National Center for Healthy Housing Announces New Executive Director
Nancy Eldridge to Expand NCHH’s Focus into Healthcare Interventions and Aging-in-Place
Media Contact: Michelle Harvey, 443.539.4166, email@example.com
The National Center for Healthy Housing (NCHH) is excited to announce that Nancy Rockett Eldridge has been selected to serve as executive director.
For the past 16 years, Ms. Eldridge has served as the chief executive officer of the Cathedral Square Corporation (CSC), a Vermont-based nonprofit, increasing the number of CSC’s affordable housing communities to 28 and expanding its focus to include the health of Vermont’s aging population. Eldridge is the founder of the Support and Services at Home (SASH) initiative, a team effort to help Medicare beneficiaries remain at home and get the services they need—when they need them.
Vermont has a strong history of serving as a laboratory for innovative ideas. SASH is a powerful example of an idea brought to scale statewide with impressive outcomes. SASH is a collaboration between over 65 organizations and the state’s Blueprint for Health. It is that partnership that has produced significant savings while improving access to care and improved health.
As executive director, Ms. Eldridge will lead NCHH in new directions starting this summer. NCHH is the pre-eminent national nonprofit dedicated to securing healthy homes for all through the integration of health and housing science and policy. NCHH was created by Enterprise Community Partners in 1992 and has offices in Columbia, MD, and Washington, DC. NCHH unites healthy housing advocacy, research, and capacity building under one roof to improve health and reduce health disparities nationwide.
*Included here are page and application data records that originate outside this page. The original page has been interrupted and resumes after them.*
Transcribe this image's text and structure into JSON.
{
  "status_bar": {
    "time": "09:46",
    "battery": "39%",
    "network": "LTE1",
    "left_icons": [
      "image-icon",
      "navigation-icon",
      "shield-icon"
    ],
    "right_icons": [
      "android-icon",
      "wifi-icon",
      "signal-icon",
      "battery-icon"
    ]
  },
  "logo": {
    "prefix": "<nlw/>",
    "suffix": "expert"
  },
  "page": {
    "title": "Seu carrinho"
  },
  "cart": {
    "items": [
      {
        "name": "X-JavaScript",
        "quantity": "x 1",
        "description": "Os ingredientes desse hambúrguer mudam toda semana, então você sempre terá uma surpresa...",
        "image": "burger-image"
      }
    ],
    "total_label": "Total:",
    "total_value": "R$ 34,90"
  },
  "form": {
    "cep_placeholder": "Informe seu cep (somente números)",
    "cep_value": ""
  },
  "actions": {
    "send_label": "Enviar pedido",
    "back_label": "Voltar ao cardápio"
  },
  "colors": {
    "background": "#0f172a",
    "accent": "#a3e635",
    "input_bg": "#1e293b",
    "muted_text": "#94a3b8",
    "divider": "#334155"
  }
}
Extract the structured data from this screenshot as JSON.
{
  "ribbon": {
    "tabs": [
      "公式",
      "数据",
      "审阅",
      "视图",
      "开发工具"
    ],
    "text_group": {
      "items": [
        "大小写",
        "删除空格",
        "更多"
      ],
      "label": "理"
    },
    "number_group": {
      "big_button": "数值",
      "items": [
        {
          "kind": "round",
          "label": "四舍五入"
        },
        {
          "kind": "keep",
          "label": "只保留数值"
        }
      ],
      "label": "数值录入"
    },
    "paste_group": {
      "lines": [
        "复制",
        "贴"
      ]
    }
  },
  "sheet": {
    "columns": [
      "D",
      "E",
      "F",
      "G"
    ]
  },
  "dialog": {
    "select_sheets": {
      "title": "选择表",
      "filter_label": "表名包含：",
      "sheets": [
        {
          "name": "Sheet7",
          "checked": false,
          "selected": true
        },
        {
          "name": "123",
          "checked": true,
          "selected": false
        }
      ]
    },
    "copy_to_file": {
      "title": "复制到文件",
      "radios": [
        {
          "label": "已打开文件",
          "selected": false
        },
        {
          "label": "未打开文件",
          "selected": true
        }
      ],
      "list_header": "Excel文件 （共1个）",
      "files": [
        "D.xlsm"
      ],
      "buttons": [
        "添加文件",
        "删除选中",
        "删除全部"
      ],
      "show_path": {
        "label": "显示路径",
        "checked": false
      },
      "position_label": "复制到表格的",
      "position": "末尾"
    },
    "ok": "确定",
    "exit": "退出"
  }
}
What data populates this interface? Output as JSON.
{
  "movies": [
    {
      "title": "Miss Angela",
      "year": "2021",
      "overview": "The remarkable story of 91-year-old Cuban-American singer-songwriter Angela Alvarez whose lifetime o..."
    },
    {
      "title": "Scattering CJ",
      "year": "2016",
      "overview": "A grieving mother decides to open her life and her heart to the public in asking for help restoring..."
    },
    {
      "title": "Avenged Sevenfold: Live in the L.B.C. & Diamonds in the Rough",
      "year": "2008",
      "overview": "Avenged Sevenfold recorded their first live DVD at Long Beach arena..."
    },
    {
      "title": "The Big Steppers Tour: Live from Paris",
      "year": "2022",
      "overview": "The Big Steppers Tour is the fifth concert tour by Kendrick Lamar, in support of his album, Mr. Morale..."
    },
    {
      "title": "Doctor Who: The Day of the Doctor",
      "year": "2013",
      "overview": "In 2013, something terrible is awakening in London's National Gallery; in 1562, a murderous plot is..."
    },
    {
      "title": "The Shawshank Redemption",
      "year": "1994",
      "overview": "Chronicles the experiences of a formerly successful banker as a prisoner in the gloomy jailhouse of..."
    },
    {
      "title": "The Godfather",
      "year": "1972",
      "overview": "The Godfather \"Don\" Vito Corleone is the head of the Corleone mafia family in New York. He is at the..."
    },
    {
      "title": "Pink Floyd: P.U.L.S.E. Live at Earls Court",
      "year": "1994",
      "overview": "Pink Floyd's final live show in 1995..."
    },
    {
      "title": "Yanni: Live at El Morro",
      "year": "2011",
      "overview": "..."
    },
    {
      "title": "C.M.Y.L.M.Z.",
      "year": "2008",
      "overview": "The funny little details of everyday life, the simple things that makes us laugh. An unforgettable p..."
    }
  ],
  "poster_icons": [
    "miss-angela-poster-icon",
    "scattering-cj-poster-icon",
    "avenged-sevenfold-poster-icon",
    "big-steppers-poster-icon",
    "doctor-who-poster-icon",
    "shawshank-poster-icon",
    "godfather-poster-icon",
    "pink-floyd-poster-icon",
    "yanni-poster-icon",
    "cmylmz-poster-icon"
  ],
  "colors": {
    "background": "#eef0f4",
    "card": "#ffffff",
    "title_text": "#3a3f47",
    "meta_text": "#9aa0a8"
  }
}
For more than 20 years, NCHH has strived to identify the practical proven steps for creating safe and healthy homes for children. From this focus, two new commitments have emerged: ensuring that healthy housing is healthy for seniors as well as children and increasing health equity through better informed housing and community development decisions. “Consequently, we are thrilled that Nancy Eldridge has agreed to become our third-ever executive director,” says Marcheta Gillam, chair of the NCHH Board of Directors. A senior housing attorney with the Legal Aid Society of Greater Cincinnati, Ms. Gillam well appreciates the system-level changes needed to narrow the human health disparities that arise from unhealthy housing.
Ms. Eldridge holds a master’s degree in urban and environmental policy from Tufts University. She will bring a new perspective to NCHH’s work. In addition to continuing to support the improvement of substandard housing, Ms. Eldridge views the thousands of high-quality affordable housing developments across the country as a valuable asset in healthcare reform and essential to healthy neighborhoods.
“Home is where seniors want to be,” Eldridge said. “And that is also where healthy behaviors are shaped at all ages. Models like SASH have proven that by embedding health services in the home we can reduce healthcare spending, while meeting the preferences of Americans young and old. Healthy housing models are popping up across the country and need support to grow. The potential is enormous.”
About the National Center for Healthy Housing
The National Center for Healthy Housing is the preeminent national nonprofit dedicated to securing safe and affordable healthy housing for America’s families. A highly regarded and credible change agent, NCHH has successfully integrated healthy housing advocacy, research, and capacity building under one roof to reduce health disparities nationwide. You can follow NCHH on Twitter @nchh or become a fan on Facebook at Facebook.com/HealthyHousing.